Kingston Point Beach is a gathering place for many during the summer months, but its temporary shutdown in July 2021 was issued after the Ulster County Department of Health deemed it unfit for swimming because of poor water quality.
“After each of them, because we rely on old sewer systems that overflow after it rains, we see poor water quality,” said Dan Shapley, interim Riverkeeper and vice president of programs for Riverkeeper. “That means there is raw sewage in the water in a lot of places.”
What You Need To Know
- Riverkeeper says it's found a direct, positive correlation from sewage overflow and to poor water quality at popular water sources
- E.coli and enterococcus are fecal-indicated bacteria that can lead to infection
- Riverkeeper’s volunteers work from May to October collecting samples to be tested
Shapley and the team at Riverkeeper, an organization focused on maintaining the health of the Hudson River and its tributaries, are the group trying to get to the bottom of it.
“We have a good idea of what happens because of rain,” said Shapley. “Over and over again, what we see is that when it rains, the water quality is worse.”
Although Riverkeeper is not the official source the local governments use to make the decision to shut down the beach, the group is doing a lot of the legwork to determine why water quality is what it is. The organization’s footprint is huge, thanks to an elaborate volunteer network that covers much of the state.
Carmine Castaldo is one volunteer that takes care of the first step of the water testing process.

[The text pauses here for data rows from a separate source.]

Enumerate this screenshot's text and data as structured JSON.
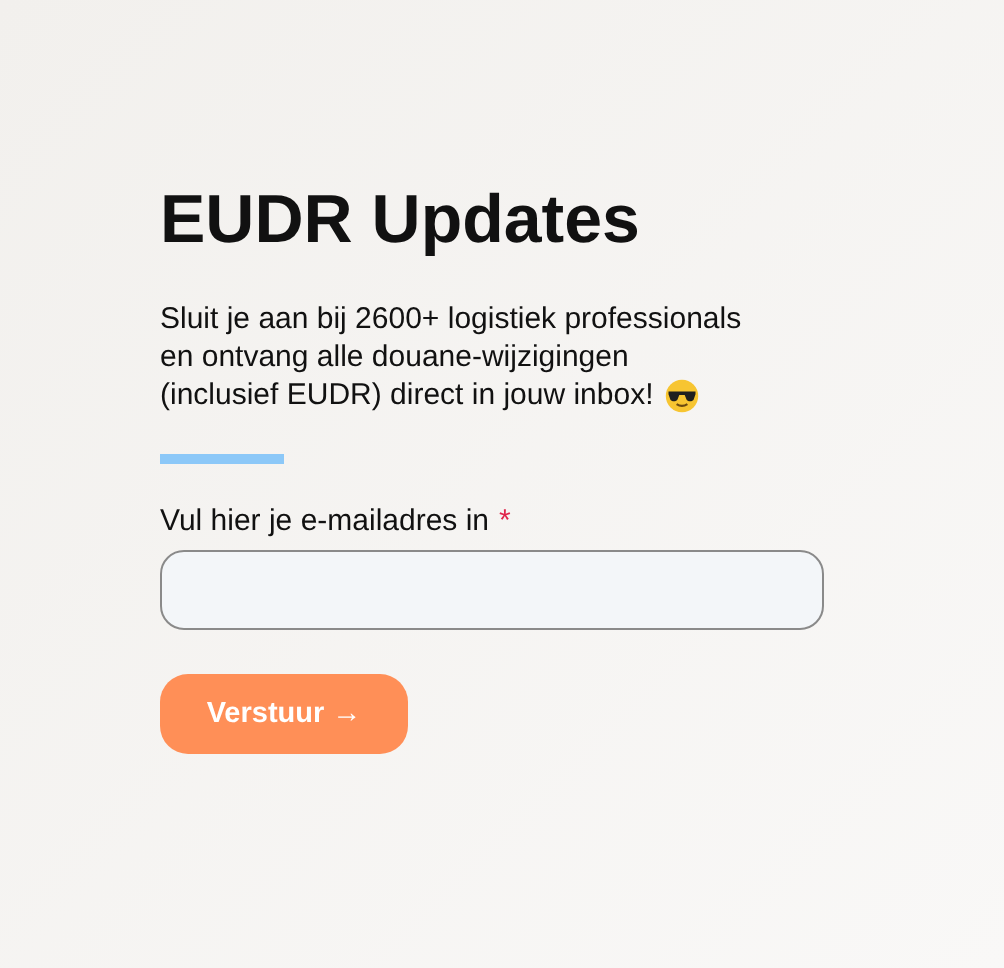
{
  "title": "EUDR Updates",
  "intro_lines": [
    "Sluit je aan bij 2600+ logistiek professionals",
    "en ontvang alle douane-wijzigingen",
    "(inclusief EUDR) direct in jouw inbox!"
  ],
  "email_field": {
    "label": "Vul hier je e-mailadres in",
    "required_mark": "*",
    "required": true
  },
  "submit_button": "Verstuur →"
}
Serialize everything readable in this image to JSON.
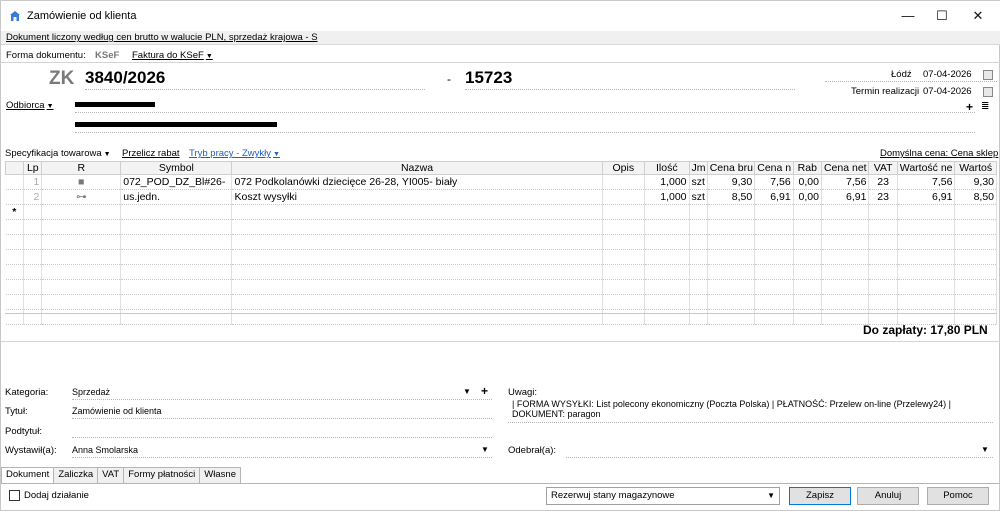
{
  "window": {
    "title": "Zamówienie od klienta",
    "controls": {
      "minimize": "—",
      "maximize": "☐",
      "close": "✕"
    }
  },
  "info_text": "Dokument liczony według cen brutto w walucie PLN, sprzedaż krajowa - S",
  "form_row": {
    "label": "Forma dokumentu:",
    "ksef": "KSeF",
    "invoice": "Faktura do KSeF"
  },
  "doc": {
    "prefix": "ZK",
    "number": "3840/2026",
    "separator": "-",
    "code": "15723"
  },
  "place_date": {
    "place": "Łódź",
    "date": "07-04-2026"
  },
  "realization": {
    "label": "Termin realizacji",
    "date": "07-04-2026"
  },
  "recipient": {
    "label": "Odbiorca"
  },
  "spec_bar": {
    "spec": "Specyfikacja towarowa",
    "recalc": "Przelicz rabat",
    "mode": "Tryb pracy - Zwykły",
    "default_price": "Domyślna cena: Cena sklep"
  },
  "table": {
    "headers": [
      "Lp",
      "R",
      "Symbol",
      "Nazwa",
      "Opis",
      "Ilość",
      "Jm",
      "Cena bru",
      "Cena n",
      "Rab",
      "Cena net",
      "VAT",
      "Wartość ne",
      "Wartoś"
    ],
    "rows": [
      {
        "lp": "1",
        "r": "■",
        "symbol": "072_POD_DZ_Bl#26-",
        "nazwa": "072 Podkolanówki dziecięce 26-28, YI005- biały",
        "opis": "",
        "ilosc": "1,000",
        "jm": "szt",
        "cena_bru": "9,30",
        "cena_n": "7,56",
        "rab": "0,00",
        "cena_net": "7,56",
        "vat": "23",
        "wartosc_ne": "7,56",
        "wartosc": "9,30"
      },
      {
        "lp": "2",
        "r": "⊶",
        "symbol": "us.jedn.",
        "nazwa": "Koszt wysyłki",
        "opis": "",
        "ilosc": "1,000",
        "jm": "szt",
        "cena_bru": "8,50",
        "cena_n": "6,91",
        "rab": "0,00",
        "cena_net": "6,91",
        "vat": "23",
        "wartosc_ne": "6,91",
        "wartosc": "8,50"
      }
    ],
    "new_row_marker": "*"
  },
  "total": "Do zapłaty: 17,80 PLN",
  "fields": {
    "kategoria_label": "Kategoria:",
    "kategoria_value": "Sprzedaż",
    "tytul_label": "Tytuł:",
    "tytul_value": "Zamówienie od klienta",
    "podtytul_label": "Podtytuł:",
    "wystawil_label": "Wystawił(a):",
    "wystawil_value": "Anna Smolarska",
    "uwagi_label": "Uwagi:",
    "uwagi_line1": "| FORMA WYSYŁKI: List polecony ekonomiczny (Poczta Polska) | PŁATNOŚĆ: Przelew on-line (Przelewy24) |",
    "uwagi_line2": "DOKUMENT: paragon",
    "odebral_label": "Odebrał(a):"
  },
  "tabs": [
    "Dokument",
    "Zaliczka",
    "VAT",
    "Formy płatności",
    "Własne"
  ],
  "footer": {
    "add_action": "Dodaj działanie",
    "reserve": "Rezerwuj stany magazynowe",
    "save": "Zapisz",
    "cancel": "Anuluj",
    "help": "Pomoc"
  }
}
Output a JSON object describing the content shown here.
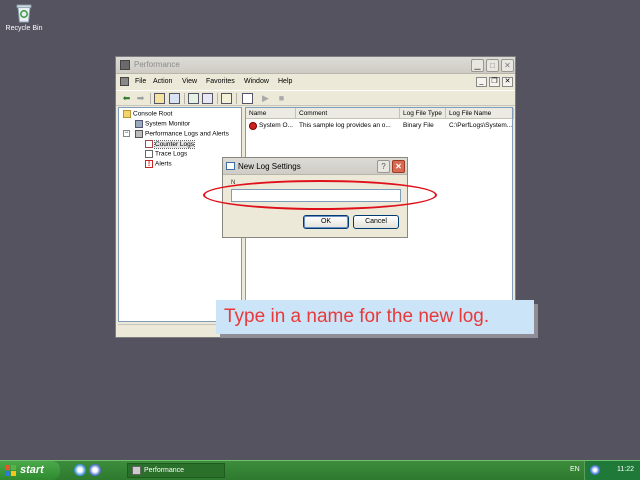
{
  "desktop": {
    "recycle_bin_label": "Recycle Bin"
  },
  "window": {
    "title": "Performance",
    "menu": [
      "File",
      "Action",
      "View",
      "Favorites",
      "Window",
      "Help"
    ],
    "tree": {
      "root": "Console Root",
      "system_monitor": "System Monitor",
      "logs_and_alerts": "Performance Logs and Alerts",
      "counter_logs": "Counter Logs",
      "trace_logs": "Trace Logs",
      "alerts": "Alerts"
    },
    "list": {
      "columns": [
        "Name",
        "Comment",
        "Log File Type",
        "Log File Name"
      ],
      "rows": [
        {
          "name": "System O...",
          "comment": "This sample log provides an o...",
          "type": "Binary File",
          "file": "C:\\PerfLogs\\System..."
        }
      ]
    }
  },
  "dialog": {
    "title": "New Log Settings",
    "help_glyph": "?",
    "close_glyph": "✕",
    "name_label": "N",
    "name_value": "",
    "ok_label": "OK",
    "cancel_label": "Cancel"
  },
  "caption": "Type in a name for the new log.",
  "taskbar": {
    "start_label": "start",
    "task_label": "Performance",
    "language": "EN",
    "clock": "11:22"
  },
  "colors": {
    "desktop": "#54535f",
    "highlight": "#e0101a",
    "caption_bg": "#cce4f7",
    "caption_text": "#e83a3a"
  }
}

He grew up in the Hudson Valley, and now spends his days meticulously collecting samples from the Wallkill River and returning them to be tested in a lab.
“Once we take the sample, we hood it to protect it from UV,” explains Castaldo. “Ultraviolet light can kill some of the bacteria we are testing for.”
The bacteria he’s referring to are e. Coli and enterococcus, and have been found in these waters after extreme rainfall and sewage overflow, according to Riverkeeper. Preserving the sample is Castaldo’s top priority.
“It’s important to get it under the ice, keep it nice and cold, and now it’s off to the lab,” said Castaldo.
A lab in Kingston is his final destination, where community scientist Sebastian Pillitteri gathers the samples to be organized and tested over the winter months. From May to October, Pillitteri is processing samples from 100 different spots, from four different tributaries of the Hudson.
“We are testing for enterococcus, which is a fecal-indicator bacteria,” said Pillitteri. “It tells us if there is untreated sewage in the water.”
This samples are tested over the winter months, and findings are organized. After a very rainy 2021, Pillitteri included that he would not be surprised if he sees similar results to 2020’s samples that ended up closing several public beaches earlier this summer.
“This year, with the rains and all, we’ve been seeing a lot poorer water quality,” said Pillitteri.
“The EPA says, over 60 cells of enterococcus per 100 ml, water is not safe for swimming,” said Pilliterri. “That’s what this figure is really showing us. It’s saying that 92% of the samples we took from the Wallkill River Watershed were unsafe for swimming.”
It’s a group effort with many stages, but with one goal in mind: to get clean water for New York residents.
“This is a beach here in Kingston, and it’s one of four on the Hudson, that is early accessible by the city,” said Shapley. “Poor, rich, Black, white, anyone can come to this beach.”